Can My Diet Improve My Joint Health?
You, a friend or family member may be suffering from joint problems such as arthritis. Wondering if there are things you can do to improve your joint health?
First, you need to know some basics.
Our joints are made up of ligaments, tendons, fluid-filled pouches called bursae, bones, and muscles. Keeping your joints doing what they do best—all that lifting, twisting, flexing, and extending—is easy when you follow these two tips.
First, stay hydrated. Remember when I mentioned the bursae up above? These little pouches act like shock absorbers; they keep our joints from grinding against each other, in the same way that a rubber tire keeps your bike rim from scraping against the ground. Lose the bounciness in that bursa, and you’ve got problems. Not only will staying hydrated help this buffer pouch out, but it will keep your muscles, ligaments, and tendons performing well.
Shoot for about 90 ounces of fluids per day, unless you have kidney problems or heart problems—in that case talk to your doctor about how best to stay hydrated.

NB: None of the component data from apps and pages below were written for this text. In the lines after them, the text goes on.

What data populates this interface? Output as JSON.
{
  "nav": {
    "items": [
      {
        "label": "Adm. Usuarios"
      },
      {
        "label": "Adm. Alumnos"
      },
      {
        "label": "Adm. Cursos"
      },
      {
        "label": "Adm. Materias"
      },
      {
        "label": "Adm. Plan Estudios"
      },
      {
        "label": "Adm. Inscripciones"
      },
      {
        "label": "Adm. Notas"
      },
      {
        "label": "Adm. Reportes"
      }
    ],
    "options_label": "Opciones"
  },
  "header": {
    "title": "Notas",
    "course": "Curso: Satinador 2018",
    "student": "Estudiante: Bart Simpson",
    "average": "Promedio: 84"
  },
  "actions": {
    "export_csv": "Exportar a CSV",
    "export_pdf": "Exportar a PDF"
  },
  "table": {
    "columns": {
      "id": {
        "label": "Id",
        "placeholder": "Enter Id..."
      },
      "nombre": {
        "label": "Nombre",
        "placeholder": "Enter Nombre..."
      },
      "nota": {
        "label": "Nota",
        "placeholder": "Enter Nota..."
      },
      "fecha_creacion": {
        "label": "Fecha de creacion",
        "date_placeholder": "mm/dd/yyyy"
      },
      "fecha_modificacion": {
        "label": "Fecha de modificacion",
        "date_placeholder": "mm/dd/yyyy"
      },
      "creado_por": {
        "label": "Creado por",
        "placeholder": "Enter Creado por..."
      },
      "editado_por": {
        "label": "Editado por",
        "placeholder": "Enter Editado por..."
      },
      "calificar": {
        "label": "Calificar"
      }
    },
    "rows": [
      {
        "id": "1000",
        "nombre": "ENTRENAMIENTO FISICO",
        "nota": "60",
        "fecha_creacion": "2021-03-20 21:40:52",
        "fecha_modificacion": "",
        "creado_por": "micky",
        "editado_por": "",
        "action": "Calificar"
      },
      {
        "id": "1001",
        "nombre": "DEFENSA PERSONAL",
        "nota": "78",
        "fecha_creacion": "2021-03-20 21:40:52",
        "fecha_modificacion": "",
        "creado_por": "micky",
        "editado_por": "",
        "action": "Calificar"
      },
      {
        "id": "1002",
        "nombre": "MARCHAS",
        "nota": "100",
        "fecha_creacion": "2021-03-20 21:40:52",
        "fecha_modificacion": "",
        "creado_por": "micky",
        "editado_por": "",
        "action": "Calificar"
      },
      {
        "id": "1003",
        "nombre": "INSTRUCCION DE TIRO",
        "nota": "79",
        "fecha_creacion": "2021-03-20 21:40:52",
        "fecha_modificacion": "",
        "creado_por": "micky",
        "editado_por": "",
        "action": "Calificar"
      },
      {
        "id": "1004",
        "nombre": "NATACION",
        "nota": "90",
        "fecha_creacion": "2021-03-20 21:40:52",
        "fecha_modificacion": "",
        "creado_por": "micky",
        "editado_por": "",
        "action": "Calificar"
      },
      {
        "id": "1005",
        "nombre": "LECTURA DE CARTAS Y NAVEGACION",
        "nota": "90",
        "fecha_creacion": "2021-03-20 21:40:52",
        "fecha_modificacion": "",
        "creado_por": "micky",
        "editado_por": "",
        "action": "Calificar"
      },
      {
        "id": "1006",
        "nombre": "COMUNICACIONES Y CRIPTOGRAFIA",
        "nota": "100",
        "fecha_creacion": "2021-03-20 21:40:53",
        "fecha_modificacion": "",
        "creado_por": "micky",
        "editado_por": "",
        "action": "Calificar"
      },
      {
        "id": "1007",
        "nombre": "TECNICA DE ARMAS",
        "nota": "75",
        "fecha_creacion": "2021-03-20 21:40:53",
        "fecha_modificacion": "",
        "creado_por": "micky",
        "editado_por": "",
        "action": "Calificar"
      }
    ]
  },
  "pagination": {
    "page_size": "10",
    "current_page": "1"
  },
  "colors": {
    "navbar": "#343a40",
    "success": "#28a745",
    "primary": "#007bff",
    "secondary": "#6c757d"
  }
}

The second tip involves consuming anti-inflammatory foods. We talk a lot about inflammation on our site, so you may not be surprised to hear that eating anti-inflammatory foods will help keep your joints healthy. Though there are many kinds of arthritis such as osteoarthritis, gout, and rheumatoid arthritis, they all have one thing in common—inflammation. So go buck wild on leafy greens, ginger, berries, turmeric, and green tea; your joints will thank you.
The great thing about a hydrating, anti-inflammatory diet is that it not only keeps your joints healthy, but also your entire body—your heart, your eyes, digestive track, and skin.
Sources: Mayo Clinic, National Institutes of Health, Hindawi, Oxford Journals